The beauty of selling banana-cue alongside it is that if you run out of spring roll wrappers, you can just make banana-cue and keep your stock of bananas from going to waste. It’s an efficient and basic business model that has helped a lot of Filipinos provide for their families—and even build up enough capital to start bigger businesses. This food is also very easy to take from one place to another and doesn’t spoil easily, which is convenient for both the seller and the people who enjoy taking a bite out of this delectable snack everyday. When you choose to sell turon, location actually matters only in terms of foot traffic, so whether you want to make it a staple in your sari-sari store, bring several dozen to work and sell to your officemates, or even set up a little stand in your subdivision just outside your house, any entrepreneur can make it work.

Eating turon is a simple pleasure that has been elevated to elegant cuisine. The timeless flavor combination of thickly-sliced cooked bananas and rich caramel, accompanied by the satisfying crunch of a freshly-fried wrapper, makes for one incredible mouthful that will keep you full for several hours, making it a wonderful treat that isn’t laden with unhealthy amounts of fat and sugar. Adding cheese and langka are an easy way to boost profits and to add a different layer of satisfaction to turon—cheese enhances the richness of the caramel-banana combination and provides a contrast to the sweetness, which langka (jackfruit) strips are a healthier but delicious fruit which gives your turon a more tropical punch.

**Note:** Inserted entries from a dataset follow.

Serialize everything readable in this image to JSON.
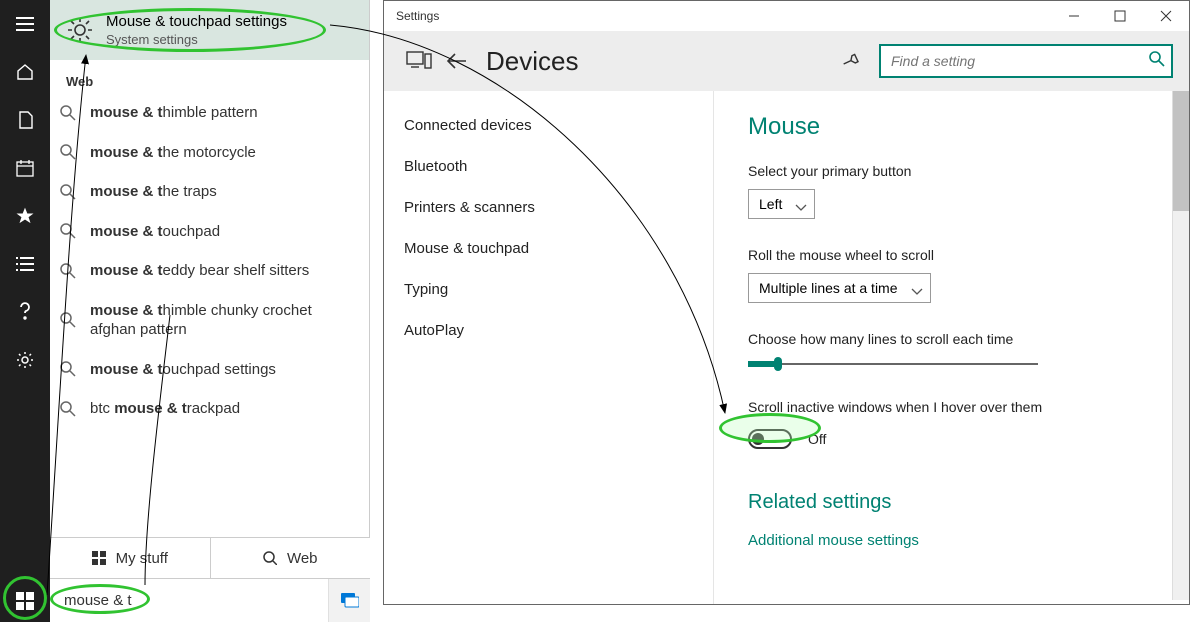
{
  "cortana": {
    "top": {
      "title": "Mouse & touchpad settings",
      "subtitle": "System settings"
    },
    "section_label": "Web",
    "suggestions": [
      {
        "q": "mouse & t",
        "rest": "himble pattern"
      },
      {
        "q": "mouse & t",
        "rest": "he motorcycle"
      },
      {
        "q": "mouse & t",
        "rest": "he traps"
      },
      {
        "q": "mouse & t",
        "rest": "ouchpad"
      },
      {
        "q": "mouse & t",
        "rest": "eddy bear shelf sitters"
      },
      {
        "q": "mouse & t",
        "rest": "himble chunky crochet afghan pattern"
      },
      {
        "q": "mouse & t",
        "rest": "ouchpad settings"
      },
      {
        "q_pre": "btc ",
        "q": "mouse & t",
        "rest": "rackpad"
      }
    ],
    "tabs": {
      "my_stuff": "My stuff",
      "web": "Web"
    },
    "search_value": "mouse & t"
  },
  "settings": {
    "title": "Settings",
    "header_title": "Devices",
    "search_placeholder": "Find a setting",
    "nav": [
      "Connected devices",
      "Bluetooth",
      "Printers & scanners",
      "Mouse & touchpad",
      "Typing",
      "AutoPlay"
    ],
    "content": {
      "heading": "Mouse",
      "primary_label": "Select your primary button",
      "primary_value": "Left",
      "roll_label": "Roll the mouse wheel to scroll",
      "roll_value": "Multiple lines at a time",
      "lines_label": "Choose how many lines to scroll each time",
      "scroll_inactive_label": "Scroll inactive windows when I hover over them",
      "toggle_value": "Off",
      "related_heading": "Related settings",
      "related_link": "Additional mouse settings"
    }
  },
  "annotation_colors": {
    "ellipse": "#31c331"
  }
}
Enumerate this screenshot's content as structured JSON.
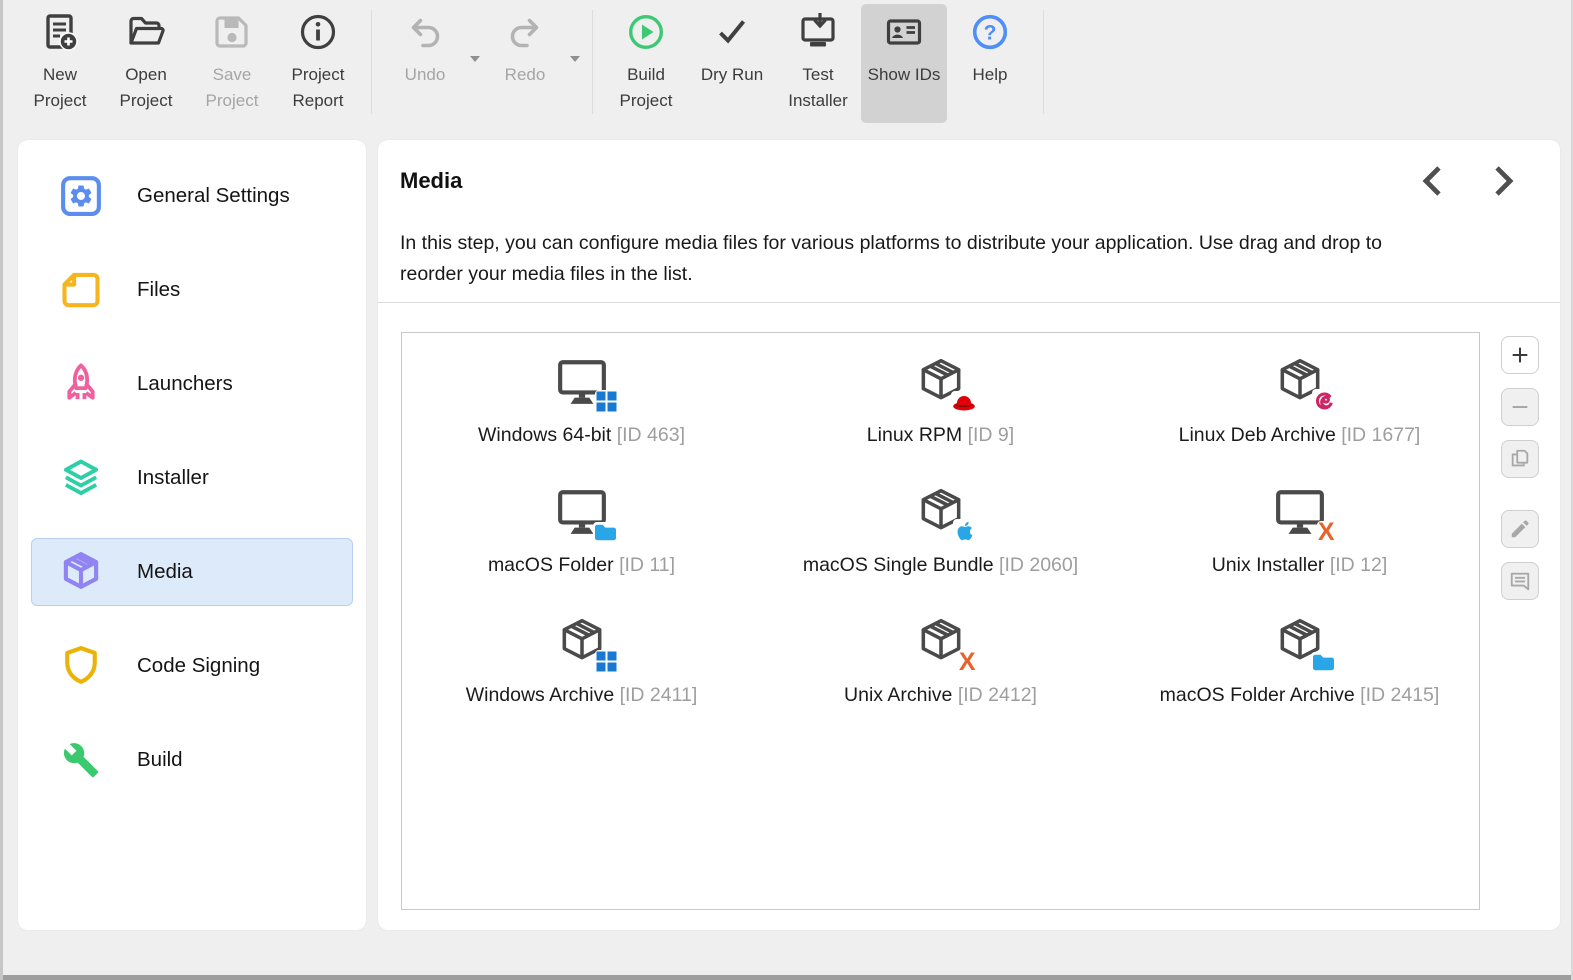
{
  "toolbar": {
    "items": [
      {
        "label": "New Project",
        "icon": "new-project-icon",
        "enabled": true,
        "active": false
      },
      {
        "label": "Open Project",
        "icon": "open-project-icon",
        "enabled": true,
        "active": false
      },
      {
        "label": "Save Project",
        "icon": "save-project-icon",
        "enabled": false,
        "active": false
      },
      {
        "label": "Project Report",
        "icon": "project-report-icon",
        "enabled": true,
        "active": false
      },
      {
        "label": "Undo",
        "icon": "undo-icon",
        "enabled": false,
        "active": false,
        "has_dropdown": true
      },
      {
        "label": "Redo",
        "icon": "redo-icon",
        "enabled": false,
        "active": false,
        "has_dropdown": true
      },
      {
        "label": "Build Project",
        "icon": "build-project-icon",
        "enabled": true,
        "active": false
      },
      {
        "label": "Dry Run",
        "icon": "dry-run-icon",
        "enabled": true,
        "active": false
      },
      {
        "label": "Test Installer",
        "icon": "test-installer-icon",
        "enabled": true,
        "active": false
      },
      {
        "label": "Show IDs",
        "icon": "show-ids-icon",
        "enabled": true,
        "active": true
      },
      {
        "label": "Help",
        "icon": "help-icon",
        "enabled": true,
        "active": false
      }
    ]
  },
  "sidebar": {
    "items": [
      {
        "label": "General Settings",
        "icon": "gear-icon",
        "color": "#5b8def",
        "selected": false
      },
      {
        "label": "Files",
        "icon": "files-icon",
        "color": "#f5b521",
        "selected": false
      },
      {
        "label": "Launchers",
        "icon": "rocket-icon",
        "color": "#f0609e",
        "selected": false
      },
      {
        "label": "Installer",
        "icon": "layers-icon",
        "color": "#2ecfa8",
        "selected": false
      },
      {
        "label": "Media",
        "icon": "cube-icon",
        "color": "#8f84f2",
        "selected": true
      },
      {
        "label": "Code Signing",
        "icon": "shield-icon",
        "color": "#eab308",
        "selected": false
      },
      {
        "label": "Build",
        "icon": "wrench-icon",
        "color": "#3bc96f",
        "selected": false
      }
    ]
  },
  "main": {
    "title": "Media",
    "description": "In this step, you can configure media files for various platforms to distribute your application. Use drag and drop to reorder your media files in the list.",
    "selected_state_color": "#ddeafa",
    "media_items": [
      {
        "name": "Windows 64-bit",
        "id_label": "[ID 463]",
        "base": "monitor",
        "badge": "windows-logo"
      },
      {
        "name": "Linux RPM",
        "id_label": "[ID 9]",
        "base": "box",
        "badge": "red-hat"
      },
      {
        "name": "Linux Deb Archive",
        "id_label": "[ID 1677]",
        "base": "box",
        "badge": "debian-swirl"
      },
      {
        "name": "macOS Folder",
        "id_label": "[ID 11]",
        "base": "monitor",
        "badge": "blue-folder"
      },
      {
        "name": "macOS Single Bundle",
        "id_label": "[ID 2060]",
        "base": "box",
        "badge": "apple-logo"
      },
      {
        "name": "Unix Installer",
        "id_label": "[ID 12]",
        "base": "monitor",
        "badge": "orange-x"
      },
      {
        "name": "Windows Archive",
        "id_label": "[ID 2411]",
        "base": "box",
        "badge": "windows-logo"
      },
      {
        "name": "Unix Archive",
        "id_label": "[ID 2412]",
        "base": "box",
        "badge": "orange-x"
      },
      {
        "name": "macOS Folder Archive",
        "id_label": "[ID 2415]",
        "base": "box",
        "badge": "blue-folder"
      }
    ],
    "side_buttons": [
      {
        "icon": "plus-icon",
        "enabled": true
      },
      {
        "icon": "minus-icon",
        "enabled": false
      },
      {
        "icon": "duplicate-icon",
        "enabled": false
      },
      {
        "icon": "edit-icon",
        "enabled": false
      },
      {
        "icon": "comment-icon",
        "enabled": false
      }
    ],
    "badge_x_glyph": "X"
  },
  "colors": {
    "windows_blue": "#1878d2",
    "mac_blue": "#29a6e8",
    "redhat_red": "#e00007",
    "debian_magenta": "#ce2566",
    "unix_orange": "#e8632c",
    "build_green": "#3dc974",
    "help_blue": "#4f8ef7"
  }
}
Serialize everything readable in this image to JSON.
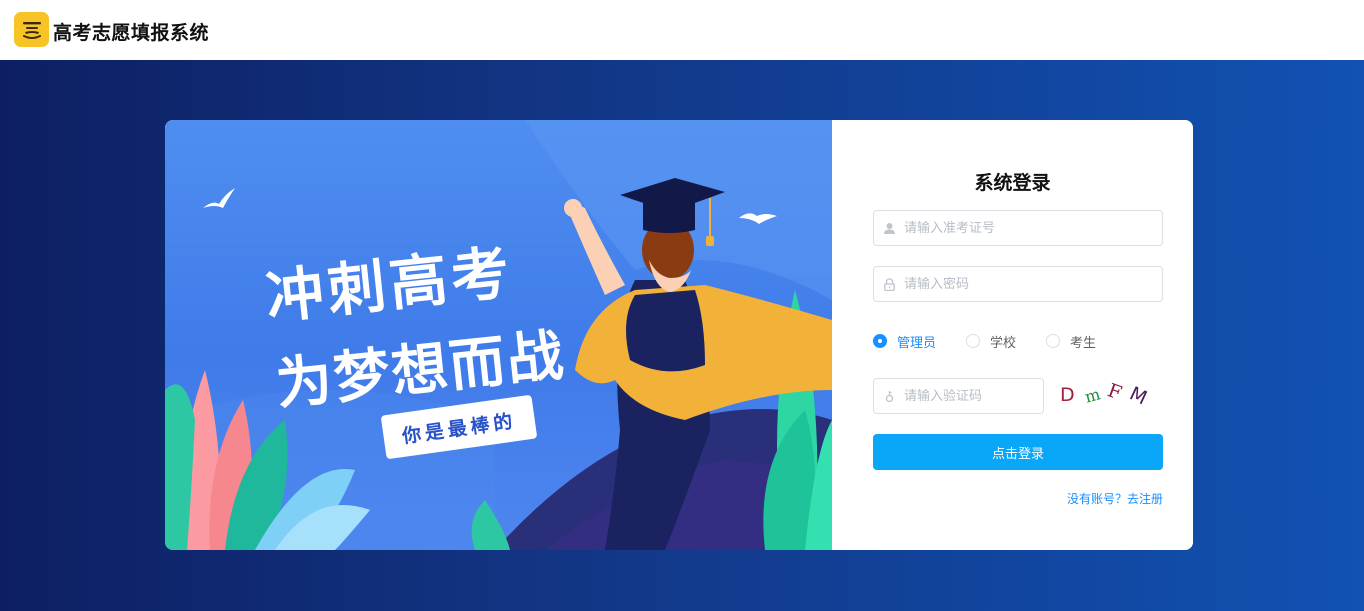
{
  "app": {
    "title": "高考志愿填报系统"
  },
  "hero": {
    "line1": "冲刺高考",
    "line2": "为梦想而战",
    "badge": "你是最棒的"
  },
  "login": {
    "title": "系统登录",
    "username_placeholder": "请输入准考证号",
    "password_placeholder": "请输入密码",
    "captcha_placeholder": "请输入验证码",
    "roles": [
      {
        "label": "管理员",
        "selected": true
      },
      {
        "label": "学校",
        "selected": false
      },
      {
        "label": "考生",
        "selected": false
      }
    ],
    "captcha_chars": [
      "D",
      "m",
      "F",
      "M"
    ],
    "captcha_colors": [
      "#a0213a",
      "#1f8a3a",
      "#8e1a3c",
      "#4a1a5c"
    ],
    "submit_label": "点击登录",
    "register_link": "没有账号？去注册"
  },
  "colors": {
    "primary": "#0aa7f8",
    "link": "#1890ff",
    "logo": "#f7c325"
  }
}
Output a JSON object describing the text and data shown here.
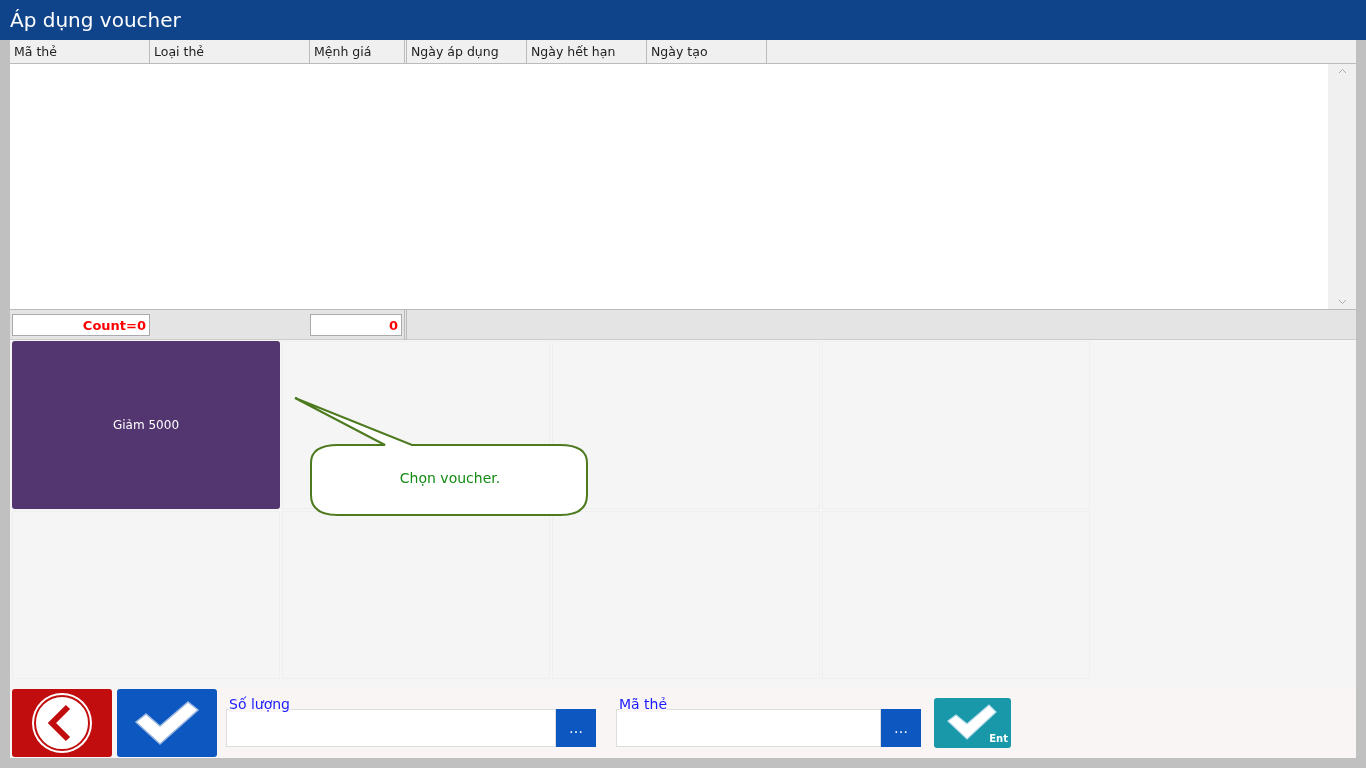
{
  "window": {
    "title": "Áp dụng voucher"
  },
  "table": {
    "columns": [
      "Mã thẻ",
      "Loại thẻ",
      "Mệnh giá",
      "Ngày áp dụng",
      "Ngày hết hạn",
      "Ngày tạo"
    ]
  },
  "summary": {
    "count": "Count=0",
    "total": "0"
  },
  "vouchers": [
    {
      "label": "Giảm 5000"
    }
  ],
  "tooltip": {
    "text": "Chọn voucher."
  },
  "fields": [
    {
      "label": "Số lượng",
      "button": "…"
    },
    {
      "label": "Mã thẻ",
      "button": "…"
    }
  ],
  "enter_button": {
    "label": "Ent"
  }
}
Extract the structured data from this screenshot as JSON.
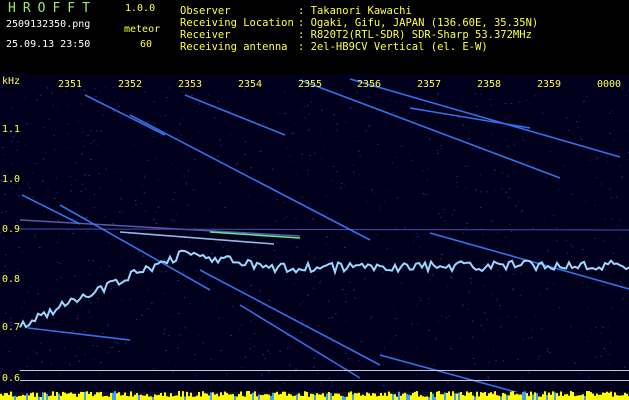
{
  "app": {
    "title": "HROFFT",
    "version": "1.0.0"
  },
  "file": {
    "name": "2509132350.png",
    "datetime": "25.09.13 23:50"
  },
  "meteor": {
    "label": "meteor",
    "count": "60"
  },
  "info": [
    {
      "key": "Observer",
      "value": ": Takanori Kawachi"
    },
    {
      "key": "Receiving Location",
      "value": ": Ogaki, Gifu, JAPAN (136.60E, 35.35N)"
    },
    {
      "key": "Receiver",
      "value": ": R820T2(RTL-SDR) SDR-Sharp 53.372MHz"
    },
    {
      "key": "Receiving antenna",
      "value": ": 2el-HB9CV Vertical (el. E-W)"
    }
  ],
  "axis": {
    "y_unit": "kHz",
    "x_ticks": [
      "2351",
      "2352",
      "2353",
      "2354",
      "2355",
      "2356",
      "2357",
      "2358",
      "2359",
      "0000"
    ],
    "y_ticks": [
      "1.1",
      "1.0",
      "0.9",
      "0.8",
      "0.7",
      "0.6"
    ]
  },
  "colors": {
    "label": "#ffff40",
    "title": "#9fe86a",
    "trace": "#3a7dff",
    "activity": "#ffff00"
  }
}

Think of your turon as the Asian cousin to the equally-delicious dessert of bananas foster, a pick-me-up that needs no utensils and can put a little sweetness to anyone’s day. There’s a reason why there are so many street vendors from corner to corner, earning an honest living and catering to both the casual buyer and their loyal customers alike—every batch of turon is different from each other, no matter how indiscernibly so it may be for anyone else who doesn’t understand why you keep coming back to that one stand. Turon’s appeal is just something no one can resist—you know you’re a Filipino when you find yourself looking for this dessert no matter where you happen to be.

Contributor: Lesly Bries